*** DATA SHOWN Section Begins ***

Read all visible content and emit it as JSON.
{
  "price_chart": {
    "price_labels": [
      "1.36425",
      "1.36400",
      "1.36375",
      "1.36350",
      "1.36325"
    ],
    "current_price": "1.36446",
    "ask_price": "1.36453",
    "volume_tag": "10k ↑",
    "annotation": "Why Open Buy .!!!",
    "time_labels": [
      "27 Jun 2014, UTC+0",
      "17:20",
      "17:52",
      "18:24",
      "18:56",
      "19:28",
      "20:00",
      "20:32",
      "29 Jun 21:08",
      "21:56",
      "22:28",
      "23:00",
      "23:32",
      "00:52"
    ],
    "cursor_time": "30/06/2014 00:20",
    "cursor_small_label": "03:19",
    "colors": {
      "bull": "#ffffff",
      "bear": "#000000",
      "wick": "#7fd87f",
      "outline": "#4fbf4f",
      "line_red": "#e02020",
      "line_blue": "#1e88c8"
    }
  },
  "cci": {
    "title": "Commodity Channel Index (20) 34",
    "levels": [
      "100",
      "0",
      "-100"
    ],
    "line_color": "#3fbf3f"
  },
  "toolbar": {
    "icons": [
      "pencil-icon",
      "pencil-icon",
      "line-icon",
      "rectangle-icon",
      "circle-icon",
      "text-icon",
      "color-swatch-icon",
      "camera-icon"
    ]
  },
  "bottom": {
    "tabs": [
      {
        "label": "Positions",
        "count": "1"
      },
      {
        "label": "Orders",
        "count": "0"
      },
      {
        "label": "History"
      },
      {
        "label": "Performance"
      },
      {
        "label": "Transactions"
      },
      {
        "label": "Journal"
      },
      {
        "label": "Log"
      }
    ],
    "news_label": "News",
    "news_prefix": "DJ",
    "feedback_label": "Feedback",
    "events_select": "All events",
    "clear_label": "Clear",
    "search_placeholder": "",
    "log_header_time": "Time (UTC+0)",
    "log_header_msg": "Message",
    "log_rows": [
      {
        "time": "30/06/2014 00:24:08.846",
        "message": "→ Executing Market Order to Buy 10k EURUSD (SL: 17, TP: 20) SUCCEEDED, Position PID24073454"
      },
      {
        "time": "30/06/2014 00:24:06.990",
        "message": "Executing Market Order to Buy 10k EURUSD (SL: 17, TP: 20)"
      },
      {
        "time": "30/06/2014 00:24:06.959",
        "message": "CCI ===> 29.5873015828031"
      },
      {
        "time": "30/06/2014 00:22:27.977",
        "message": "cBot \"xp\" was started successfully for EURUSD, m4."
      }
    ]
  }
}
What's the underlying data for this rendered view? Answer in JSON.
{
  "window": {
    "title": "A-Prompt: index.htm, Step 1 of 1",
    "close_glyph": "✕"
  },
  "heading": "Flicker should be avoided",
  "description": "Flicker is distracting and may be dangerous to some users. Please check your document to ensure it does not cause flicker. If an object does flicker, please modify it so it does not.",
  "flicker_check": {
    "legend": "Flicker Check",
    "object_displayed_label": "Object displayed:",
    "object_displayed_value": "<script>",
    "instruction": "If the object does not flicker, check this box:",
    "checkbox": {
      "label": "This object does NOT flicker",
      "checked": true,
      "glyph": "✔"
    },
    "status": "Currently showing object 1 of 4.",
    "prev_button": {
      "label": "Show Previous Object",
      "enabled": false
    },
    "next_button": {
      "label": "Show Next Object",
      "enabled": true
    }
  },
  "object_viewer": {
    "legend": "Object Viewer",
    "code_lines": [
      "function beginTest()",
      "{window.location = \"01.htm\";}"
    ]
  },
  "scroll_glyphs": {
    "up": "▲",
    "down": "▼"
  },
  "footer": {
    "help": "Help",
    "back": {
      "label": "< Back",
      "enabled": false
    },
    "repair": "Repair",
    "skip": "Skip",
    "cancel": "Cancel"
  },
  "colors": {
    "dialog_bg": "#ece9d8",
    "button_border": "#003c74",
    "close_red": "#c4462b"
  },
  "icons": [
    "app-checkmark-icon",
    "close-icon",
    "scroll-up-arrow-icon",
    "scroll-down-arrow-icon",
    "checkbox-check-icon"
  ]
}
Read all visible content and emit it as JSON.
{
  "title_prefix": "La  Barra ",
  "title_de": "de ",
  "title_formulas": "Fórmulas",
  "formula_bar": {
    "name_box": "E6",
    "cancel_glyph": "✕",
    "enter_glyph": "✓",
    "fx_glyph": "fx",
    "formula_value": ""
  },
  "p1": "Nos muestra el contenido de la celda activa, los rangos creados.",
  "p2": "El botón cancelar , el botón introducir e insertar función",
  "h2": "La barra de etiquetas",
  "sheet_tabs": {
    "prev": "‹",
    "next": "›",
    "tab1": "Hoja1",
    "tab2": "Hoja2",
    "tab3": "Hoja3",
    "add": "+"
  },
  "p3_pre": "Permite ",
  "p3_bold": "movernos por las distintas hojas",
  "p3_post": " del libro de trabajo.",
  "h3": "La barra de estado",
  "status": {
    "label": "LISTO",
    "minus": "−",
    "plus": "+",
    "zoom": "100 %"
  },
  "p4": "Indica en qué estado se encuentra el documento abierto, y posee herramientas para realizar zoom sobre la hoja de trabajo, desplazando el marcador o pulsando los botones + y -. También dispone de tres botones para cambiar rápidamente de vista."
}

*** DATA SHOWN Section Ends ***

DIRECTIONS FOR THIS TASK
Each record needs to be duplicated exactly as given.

FINAL ANSWER
Read all visible content and emit it as JSON.
{
  "price_chart": {
    "price_labels": [
      "1.36425",
      "1.36400",
      "1.36375",
      "1.36350",
      "1.36325"
    ],
    "current_price": "1.36446",
    "ask_price": "1.36453",
    "volume_tag": "10k ↑",
    "annotation": "Why Open Buy .!!!",
    "time_labels": [
      "27 Jun 2014, UTC+0",
      "17:20",
      "17:52",
      "18:24",
      "18:56",
      "19:28",
      "20:00",
      "20:32",
      "29 Jun 21:08",
      "21:56",
      "22:28",
      "23:00",
      "23:32",
      "00:52"
    ],
    "cursor_time": "30/06/2014 00:20",
    "cursor_small_label": "03:19",
    "colors": {
      "bull": "#ffffff",
      "bear": "#000000",
      "wick": "#7fd87f",
      "outline": "#4fbf4f",
      "line_red": "#e02020",
      "line_blue": "#1e88c8"
    }
  },
  "cci": {
    "title": "Commodity Channel Index (20) 34",
    "levels": [
      "100",
      "0",
      "-100"
    ],
    "line_color": "#3fbf3f"
  },
  "toolbar": {
    "icons": [
      "pencil-icon",
      "pencil-icon",
      "line-icon",
      "rectangle-icon",
      "circle-icon",
      "text-icon",
      "color-swatch-icon",
      "camera-icon"
    ]
  },
  "bottom": {
    "tabs": [
      {
        "label": "Positions",
        "count": "1"
      },
      {
        "label": "Orders",
        "count": "0"
      },
      {
        "label": "History"
      },
      {
        "label": "Performance"
      },
      {
        "label": "Transactions"
      },
      {
        "label": "Journal"
      },
      {
        "label": "Log"
      }
    ],
    "news_label": "News",
    "news_prefix": "DJ",
    "feedback_label": "Feedback",
    "events_select": "All events",
    "clear_label": "Clear",
    "search_placeholder": "",
    "log_header_time": "Time (UTC+0)",
    "log_header_msg": "Message",
    "log_rows": [
      {
        "time": "30/06/2014 00:24:08.846",
        "message": "→ Executing Market Order to Buy 10k EURUSD (SL: 17, TP: 20) SUCCEEDED, Position PID24073454"
      },
      {
        "time": "30/06/2014 00:24:06.990",
        "message": "Executing Market Order to Buy 10k EURUSD (SL: 17, TP: 20)"
      },
      {
        "time": "30/06/2014 00:24:06.959",
        "message": "CCI ===> 29.5873015828031"
      },
      {
        "time": "30/06/2014 00:22:27.977",
        "message": "cBot \"xp\" was started successfully for EURUSD, m4."
      }
    ]
  }
}
What's the underlying data for this rendered view? Answer in JSON.
{
  "window": {
    "title": "A-Prompt: index.htm, Step 1 of 1",
    "close_glyph": "✕"
  },
  "heading": "Flicker should be avoided",
  "description": "Flicker is distracting and may be dangerous to some users. Please check your document to ensure it does not cause flicker. If an object does flicker, please modify it so it does not.",
  "flicker_check": {
    "legend": "Flicker Check",
    "object_displayed_label": "Object displayed:",
    "object_displayed_value": "<script>",
    "instruction": "If the object does not flicker, check this box:",
    "checkbox": {
      "label": "This object does NOT flicker",
      "checked": true,
      "glyph": "✔"
    },
    "status": "Currently showing object 1 of 4.",
    "prev_button": {
      "label": "Show Previous Object",
      "enabled": false
    },
    "next_button": {
      "label": "Show Next Object",
      "enabled": true
    }
  },
  "object_viewer": {
    "legend": "Object Viewer",
    "code_lines": [
      "function beginTest()",
      "{window.location = \"01.htm\";}"
    ]
  },
  "scroll_glyphs": {
    "up": "▲",
    "down": "▼"
  },
  "footer": {
    "help": "Help",
    "back": {
      "label": "< Back",
      "enabled": false
    },
    "repair": "Repair",
    "skip": "Skip",
    "cancel": "Cancel"
  },
  "colors": {
    "dialog_bg": "#ece9d8",
    "button_border": "#003c74",
    "close_red": "#c4462b"
  },
  "icons": [
    "app-checkmark-icon",
    "close-icon",
    "scroll-up-arrow-icon",
    "scroll-down-arrow-icon",
    "checkbox-check-icon"
  ]
}
Read all visible content and emit it as JSON.
{
  "title_prefix": "La  Barra ",
  "title_de": "de ",
  "title_formulas": "Fórmulas",
  "formula_bar": {
    "name_box": "E6",
    "cancel_glyph": "✕",
    "enter_glyph": "✓",
    "fx_glyph": "fx",
    "formula_value": ""
  },
  "p1": "Nos muestra el contenido de la celda activa, los rangos creados.",
  "p2": "El botón cancelar , el botón introducir e insertar función",
  "h2": "La barra de etiquetas",
  "sheet_tabs": {
    "prev": "‹",
    "next": "›",
    "tab1": "Hoja1",
    "tab2": "Hoja2",
    "tab3": "Hoja3",
    "add": "+"
  },
  "p3_pre": "Permite ",
  "p3_bold": "movernos por las distintas hojas",
  "p3_post": " del libro de trabajo.",
  "h3": "La barra de estado",
  "status": {
    "label": "LISTO",
    "minus": "−",
    "plus": "+",
    "zoom": "100 %"
  },
  "p4": "Indica en qué estado se encuentra el documento abierto, y posee herramientas para realizar zoom sobre la hoja de trabajo, desplazando el marcador o pulsando los botones + y -. También dispone de tres botones para cambiar rápidamente de vista."
}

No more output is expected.